__WHAT THE TASK REQUIRES__. All of the data below is to be copied again without changes.

__DATA TO USE__.
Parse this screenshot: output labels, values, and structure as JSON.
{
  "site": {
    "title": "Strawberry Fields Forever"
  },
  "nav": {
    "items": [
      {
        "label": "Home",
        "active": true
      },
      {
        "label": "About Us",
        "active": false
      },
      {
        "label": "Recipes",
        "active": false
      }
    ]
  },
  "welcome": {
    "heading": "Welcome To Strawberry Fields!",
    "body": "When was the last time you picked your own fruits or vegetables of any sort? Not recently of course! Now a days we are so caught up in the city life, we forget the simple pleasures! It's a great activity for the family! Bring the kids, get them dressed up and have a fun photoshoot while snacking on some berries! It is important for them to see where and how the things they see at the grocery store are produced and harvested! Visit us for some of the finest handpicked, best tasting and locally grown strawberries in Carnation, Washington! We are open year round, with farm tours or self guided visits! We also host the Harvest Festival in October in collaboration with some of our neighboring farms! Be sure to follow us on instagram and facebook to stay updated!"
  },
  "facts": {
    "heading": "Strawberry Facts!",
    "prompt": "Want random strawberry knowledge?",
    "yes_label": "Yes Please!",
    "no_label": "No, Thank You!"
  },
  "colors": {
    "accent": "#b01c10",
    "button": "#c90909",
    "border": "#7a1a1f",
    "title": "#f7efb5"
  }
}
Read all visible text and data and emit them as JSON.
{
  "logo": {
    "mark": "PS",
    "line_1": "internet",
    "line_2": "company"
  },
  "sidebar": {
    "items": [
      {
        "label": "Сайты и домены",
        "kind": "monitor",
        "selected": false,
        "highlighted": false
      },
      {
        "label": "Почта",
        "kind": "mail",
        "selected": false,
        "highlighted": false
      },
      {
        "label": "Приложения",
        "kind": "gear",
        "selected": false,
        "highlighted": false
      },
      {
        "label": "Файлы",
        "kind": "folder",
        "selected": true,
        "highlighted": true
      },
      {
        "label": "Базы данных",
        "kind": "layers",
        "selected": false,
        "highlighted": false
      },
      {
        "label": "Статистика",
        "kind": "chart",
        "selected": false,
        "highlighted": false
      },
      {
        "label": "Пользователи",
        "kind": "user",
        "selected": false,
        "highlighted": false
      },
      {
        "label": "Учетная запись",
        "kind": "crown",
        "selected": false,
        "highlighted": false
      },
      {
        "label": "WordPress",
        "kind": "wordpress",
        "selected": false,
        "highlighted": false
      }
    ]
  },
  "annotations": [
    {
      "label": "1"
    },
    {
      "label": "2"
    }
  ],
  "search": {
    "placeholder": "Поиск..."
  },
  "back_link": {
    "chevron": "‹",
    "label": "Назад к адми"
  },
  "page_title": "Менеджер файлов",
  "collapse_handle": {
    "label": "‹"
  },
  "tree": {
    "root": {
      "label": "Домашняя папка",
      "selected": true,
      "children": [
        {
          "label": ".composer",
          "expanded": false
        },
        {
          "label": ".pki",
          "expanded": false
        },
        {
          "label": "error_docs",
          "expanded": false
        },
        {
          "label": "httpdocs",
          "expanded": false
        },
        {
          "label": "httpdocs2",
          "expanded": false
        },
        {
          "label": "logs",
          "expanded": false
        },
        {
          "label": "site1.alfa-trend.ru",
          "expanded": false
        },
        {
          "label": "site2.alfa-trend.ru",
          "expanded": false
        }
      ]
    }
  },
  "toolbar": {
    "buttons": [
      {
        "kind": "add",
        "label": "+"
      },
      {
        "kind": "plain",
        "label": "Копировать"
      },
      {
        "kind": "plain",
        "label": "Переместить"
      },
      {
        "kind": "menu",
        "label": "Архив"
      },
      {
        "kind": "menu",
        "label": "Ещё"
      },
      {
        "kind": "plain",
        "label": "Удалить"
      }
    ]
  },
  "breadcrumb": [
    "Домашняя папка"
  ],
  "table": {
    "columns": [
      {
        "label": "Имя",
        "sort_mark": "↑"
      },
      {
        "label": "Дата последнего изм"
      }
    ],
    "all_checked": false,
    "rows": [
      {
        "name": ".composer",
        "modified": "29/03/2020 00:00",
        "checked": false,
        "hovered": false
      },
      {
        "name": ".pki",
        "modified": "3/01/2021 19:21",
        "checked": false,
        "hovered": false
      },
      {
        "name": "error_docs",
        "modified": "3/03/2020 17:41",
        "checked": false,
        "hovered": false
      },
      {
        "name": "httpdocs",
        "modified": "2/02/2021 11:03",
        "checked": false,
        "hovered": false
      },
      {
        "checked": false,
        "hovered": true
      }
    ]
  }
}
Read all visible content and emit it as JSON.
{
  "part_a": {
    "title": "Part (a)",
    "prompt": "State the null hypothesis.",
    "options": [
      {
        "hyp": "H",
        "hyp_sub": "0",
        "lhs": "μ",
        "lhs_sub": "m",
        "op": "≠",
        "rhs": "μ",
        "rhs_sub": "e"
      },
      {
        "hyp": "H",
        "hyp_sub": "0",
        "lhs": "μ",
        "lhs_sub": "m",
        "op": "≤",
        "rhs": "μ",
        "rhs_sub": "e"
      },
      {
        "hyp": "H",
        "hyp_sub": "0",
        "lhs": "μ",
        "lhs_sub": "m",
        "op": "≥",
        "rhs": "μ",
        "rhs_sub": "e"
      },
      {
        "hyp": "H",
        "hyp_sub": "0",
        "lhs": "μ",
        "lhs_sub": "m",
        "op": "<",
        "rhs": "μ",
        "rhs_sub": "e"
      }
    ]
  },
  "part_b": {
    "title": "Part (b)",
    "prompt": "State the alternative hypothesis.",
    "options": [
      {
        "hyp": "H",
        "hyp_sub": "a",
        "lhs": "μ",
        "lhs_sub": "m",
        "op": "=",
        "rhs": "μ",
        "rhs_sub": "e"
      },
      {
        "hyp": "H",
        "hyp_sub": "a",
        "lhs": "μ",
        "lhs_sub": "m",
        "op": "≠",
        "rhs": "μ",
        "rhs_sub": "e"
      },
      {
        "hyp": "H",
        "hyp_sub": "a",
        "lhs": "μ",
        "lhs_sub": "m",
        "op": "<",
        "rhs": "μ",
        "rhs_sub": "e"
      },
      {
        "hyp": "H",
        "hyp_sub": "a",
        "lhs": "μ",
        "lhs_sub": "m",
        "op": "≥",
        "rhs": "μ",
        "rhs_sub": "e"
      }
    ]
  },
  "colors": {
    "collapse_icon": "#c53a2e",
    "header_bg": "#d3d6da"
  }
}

__SOLVED PROBLEM__.
Parse this screenshot: output labels, values, and structure as JSON.
{
  "site": {
    "title": "Strawberry Fields Forever"
  },
  "nav": {
    "items": [
      {
        "label": "Home",
        "active": true
      },
      {
        "label": "About Us",
        "active": false
      },
      {
        "label": "Recipes",
        "active": false
      }
    ]
  },
  "welcome": {
    "heading": "Welcome To Strawberry Fields!",
    "body": "When was the last time you picked your own fruits or vegetables of any sort? Not recently of course! Now a days we are so caught up in the city life, we forget the simple pleasures! It's a great activity for the family! Bring the kids, get them dressed up and have a fun photoshoot while snacking on some berries! It is important for them to see where and how the things they see at the grocery store are produced and harvested! Visit us for some of the finest handpicked, best tasting and locally grown strawberries in Carnation, Washington! We are open year round, with farm tours or self guided visits! We also host the Harvest Festival in October in collaboration with some of our neighboring farms! Be sure to follow us on instagram and facebook to stay updated!"
  },
  "facts": {
    "heading": "Strawberry Facts!",
    "prompt": "Want random strawberry knowledge?",
    "yes_label": "Yes Please!",
    "no_label": "No, Thank You!"
  },
  "colors": {
    "accent": "#b01c10",
    "button": "#c90909",
    "border": "#7a1a1f",
    "title": "#f7efb5"
  }
}
Read all visible text and data and emit them as JSON.
{
  "logo": {
    "mark": "PS",
    "line_1": "internet",
    "line_2": "company"
  },
  "sidebar": {
    "items": [
      {
        "label": "Сайты и домены",
        "kind": "monitor",
        "selected": false,
        "highlighted": false
      },
      {
        "label": "Почта",
        "kind": "mail",
        "selected": false,
        "highlighted": false
      },
      {
        "label": "Приложения",
        "kind": "gear",
        "selected": false,
        "highlighted": false
      },
      {
        "label": "Файлы",
        "kind": "folder",
        "selected": true,
        "highlighted": true
      },
      {
        "label": "Базы данных",
        "kind": "layers",
        "selected": false,
        "highlighted": false
      },
      {
        "label": "Статистика",
        "kind": "chart",
        "selected": false,
        "highlighted": false
      },
      {
        "label": "Пользователи",
        "kind": "user",
        "selected": false,
        "highlighted": false
      },
      {
        "label": "Учетная запись",
        "kind": "crown",
        "selected": false,
        "highlighted": false
      },
      {
        "label": "WordPress",
        "kind": "wordpress",
        "selected": false,
        "highlighted": false
      }
    ]
  },
  "annotations": [
    {
      "label": "1"
    },
    {
      "label": "2"
    }
  ],
  "search": {
    "placeholder": "Поиск..."
  },
  "back_link": {
    "chevron": "‹",
    "label": "Назад к адми"
  },
  "page_title": "Менеджер файлов",
  "collapse_handle": {
    "label": "‹"
  },
  "tree": {
    "root": {
      "label": "Домашняя папка",
      "selected": true,
      "children": [
        {
          "label": ".composer",
          "expanded": false
        },
        {
          "label": ".pki",
          "expanded": false
        },
        {
          "label": "error_docs",
          "expanded": false
        },
        {
          "label": "httpdocs",
          "expanded": false
        },
        {
          "label": "httpdocs2",
          "expanded": false
        },
        {
          "label": "logs",
          "expanded": false
        },
        {
          "label": "site1.alfa-trend.ru",
          "expanded": false
        },
        {
          "label": "site2.alfa-trend.ru",
          "expanded": false
        }
      ]
    }
  },
  "toolbar": {
    "buttons": [
      {
        "kind": "add",
        "label": "+"
      },
      {
        "kind": "plain",
        "label": "Копировать"
      },
      {
        "kind": "plain",
        "label": "Переместить"
      },
      {
        "kind": "menu",
        "label": "Архив"
      },
      {
        "kind": "menu",
        "label": "Ещё"
      },
      {
        "kind": "plain",
        "label": "Удалить"
      }
    ]
  },
  "breadcrumb": [
    "Домашняя папка"
  ],
  "table": {
    "columns": [
      {
        "label": "Имя",
        "sort_mark": "↑"
      },
      {
        "label": "Дата последнего изм"
      }
    ],
    "all_checked": false,
    "rows": [
      {
        "name": ".composer",
        "modified": "29/03/2020 00:00",
        "checked": false,
        "hovered": false
      },
      {
        "name": ".pki",
        "modified": "3/01/2021 19:21",
        "checked": false,
        "hovered": false
      },
      {
        "name": "error_docs",
        "modified": "3/03/2020 17:41",
        "checked": false,
        "hovered": false
      },
      {
        "name": "httpdocs",
        "modified": "2/02/2021 11:03",
        "checked": false,
        "hovered": false
      },
      {
        "checked": false,
        "hovered": true
      }
    ]
  }
}
Read all visible content and emit it as JSON.
{
  "part_a": {
    "title": "Part (a)",
    "prompt": "State the null hypothesis.",
    "options": [
      {
        "hyp": "H",
        "hyp_sub": "0",
        "lhs": "μ",
        "lhs_sub": "m",
        "op": "≠",
        "rhs": "μ",
        "rhs_sub": "e"
      },
      {
        "hyp": "H",
        "hyp_sub": "0",
        "lhs": "μ",
        "lhs_sub": "m",
        "op": "≤",
        "rhs": "μ",
        "rhs_sub": "e"
      },
      {
        "hyp": "H",
        "hyp_sub": "0",
        "lhs": "μ",
        "lhs_sub": "m",
        "op": "≥",
        "rhs": "μ",
        "rhs_sub": "e"
      },
      {
        "hyp": "H",
        "hyp_sub": "0",
        "lhs": "μ",
        "lhs_sub": "m",
        "op": "<",
        "rhs": "μ",
        "rhs_sub": "e"
      }
    ]
  },
  "part_b": {
    "title": "Part (b)",
    "prompt": "State the alternative hypothesis.",
    "options": [
      {
        "hyp": "H",
        "hyp_sub": "a",
        "lhs": "μ",
        "lhs_sub": "m",
        "op": "=",
        "rhs": "μ",
        "rhs_sub": "e"
      },
      {
        "hyp": "H",
        "hyp_sub": "a",
        "lhs": "μ",
        "lhs_sub": "m",
        "op": "≠",
        "rhs": "μ",
        "rhs_sub": "e"
      },
      {
        "hyp": "H",
        "hyp_sub": "a",
        "lhs": "μ",
        "lhs_sub": "m",
        "op": "<",
        "rhs": "μ",
        "rhs_sub": "e"
      },
      {
        "hyp": "H",
        "hyp_sub": "a",
        "lhs": "μ",
        "lhs_sub": "m",
        "op": "≥",
        "rhs": "μ",
        "rhs_sub": "e"
      }
    ]
  },
  "colors": {
    "collapse_icon": "#c53a2e",
    "header_bg": "#d3d6da"
  }
}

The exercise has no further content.